Decreased Proinflammatory Cytokines in Cervicovaginal Fluid, as Measured in Midgestation, are Associated with Preterm Delivery


Jarosław Kalinka, Department of Perinatology, I Division of Gynecology and Obstetrics, Medical University of Lodz, Poland; ul. Wileńska 37, 94-029 Łódź, Poland.



The main aim of this study was to investigate the relationship between selected proinflammatory cytokines [interleukin IL-1 alpha (IL-1α), IL-1 beta (IL-1β), IL-6 and IL-8] concentrations in cervicovaginal fluid, as measured in midgestation, and the risk of subsequent preterm delivery.

Method of study

Cervicovaginal fluids were obtained from a cohort of 114 pregnant women at 22–34 weeks’ gestation and analyzed for the concentrations of IL-1α, IL-1β, IL-6 and IL-8 using enzyme-linked immunosorbent assay technique. Lower genital tract microbiology was diagnosed using Gram stain method and by culture.

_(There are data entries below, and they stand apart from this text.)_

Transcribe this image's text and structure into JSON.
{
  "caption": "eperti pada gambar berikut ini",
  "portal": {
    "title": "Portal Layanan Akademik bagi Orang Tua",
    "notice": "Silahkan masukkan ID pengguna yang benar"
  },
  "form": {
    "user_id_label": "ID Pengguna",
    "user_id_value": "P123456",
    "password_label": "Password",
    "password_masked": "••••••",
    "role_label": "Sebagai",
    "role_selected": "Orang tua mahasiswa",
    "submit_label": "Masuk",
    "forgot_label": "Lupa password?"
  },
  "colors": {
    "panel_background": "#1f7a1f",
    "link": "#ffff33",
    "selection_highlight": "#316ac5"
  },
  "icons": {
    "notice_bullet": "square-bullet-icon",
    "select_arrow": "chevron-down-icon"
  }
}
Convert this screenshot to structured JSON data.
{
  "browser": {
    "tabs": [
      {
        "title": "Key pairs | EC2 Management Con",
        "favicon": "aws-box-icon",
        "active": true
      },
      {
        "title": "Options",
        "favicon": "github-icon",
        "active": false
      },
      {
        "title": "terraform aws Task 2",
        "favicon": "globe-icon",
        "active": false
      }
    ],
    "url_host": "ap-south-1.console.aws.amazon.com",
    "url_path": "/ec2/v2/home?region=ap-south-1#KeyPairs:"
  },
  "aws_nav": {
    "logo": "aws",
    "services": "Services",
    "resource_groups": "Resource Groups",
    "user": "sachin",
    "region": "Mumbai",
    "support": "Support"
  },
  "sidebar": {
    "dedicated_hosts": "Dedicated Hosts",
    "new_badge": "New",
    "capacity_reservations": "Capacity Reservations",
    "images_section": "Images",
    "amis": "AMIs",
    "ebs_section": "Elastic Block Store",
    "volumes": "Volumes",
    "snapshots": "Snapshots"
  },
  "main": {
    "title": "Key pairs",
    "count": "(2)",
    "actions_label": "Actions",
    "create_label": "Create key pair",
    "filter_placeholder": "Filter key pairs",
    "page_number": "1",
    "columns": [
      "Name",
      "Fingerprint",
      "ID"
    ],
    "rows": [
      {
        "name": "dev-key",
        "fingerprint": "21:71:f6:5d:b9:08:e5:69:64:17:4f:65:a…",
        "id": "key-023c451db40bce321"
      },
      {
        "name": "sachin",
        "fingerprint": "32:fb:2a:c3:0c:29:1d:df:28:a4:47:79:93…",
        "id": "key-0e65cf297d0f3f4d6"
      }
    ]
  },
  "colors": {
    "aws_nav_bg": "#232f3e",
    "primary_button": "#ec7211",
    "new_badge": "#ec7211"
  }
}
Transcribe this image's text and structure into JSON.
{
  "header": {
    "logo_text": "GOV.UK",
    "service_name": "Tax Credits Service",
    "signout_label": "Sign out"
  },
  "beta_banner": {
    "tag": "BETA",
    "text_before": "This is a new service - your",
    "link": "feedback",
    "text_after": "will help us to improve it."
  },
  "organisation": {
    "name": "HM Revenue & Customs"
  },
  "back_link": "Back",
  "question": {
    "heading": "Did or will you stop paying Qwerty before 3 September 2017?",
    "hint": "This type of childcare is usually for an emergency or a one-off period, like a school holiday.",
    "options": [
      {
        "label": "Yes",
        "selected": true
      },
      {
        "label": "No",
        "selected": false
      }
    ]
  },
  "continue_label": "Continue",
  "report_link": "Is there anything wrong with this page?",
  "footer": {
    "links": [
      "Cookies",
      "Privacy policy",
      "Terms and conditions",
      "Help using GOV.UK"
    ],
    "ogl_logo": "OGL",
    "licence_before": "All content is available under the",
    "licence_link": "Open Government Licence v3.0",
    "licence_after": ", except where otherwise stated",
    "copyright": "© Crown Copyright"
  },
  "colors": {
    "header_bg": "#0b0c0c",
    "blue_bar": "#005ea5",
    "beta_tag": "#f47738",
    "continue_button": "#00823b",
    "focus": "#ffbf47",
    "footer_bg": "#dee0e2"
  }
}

Mean gestational age at the time of sampling was 29.0 weeks. Mean time between sampling and delivery was 9.3 weeks (S.D. 4.7). Median cervicovaginal concentrations of IL-1α, IL-1β, IL-6 and IL-8 did not differ between preterm and term delivery group. Women with lower genital tract pathological flora and IL-1α concentration below 25th percentile presented significant risk of subsequent preterm delivery as compared with women with no low cytokines (OR = 10.7; 95% CI, 2.0–58.1). Women with more than one cytokine’ low concentration (below 25th percentile) presented an increased risk of preterm delivery – OR = 11.8 (95% CI, 1.8–78.0).


The midgestation cytokines’ measurement in cervicovaginal fluid of pregnant women could be useful for prediction of preterm delivery only among women with lower genital tract pathological flora.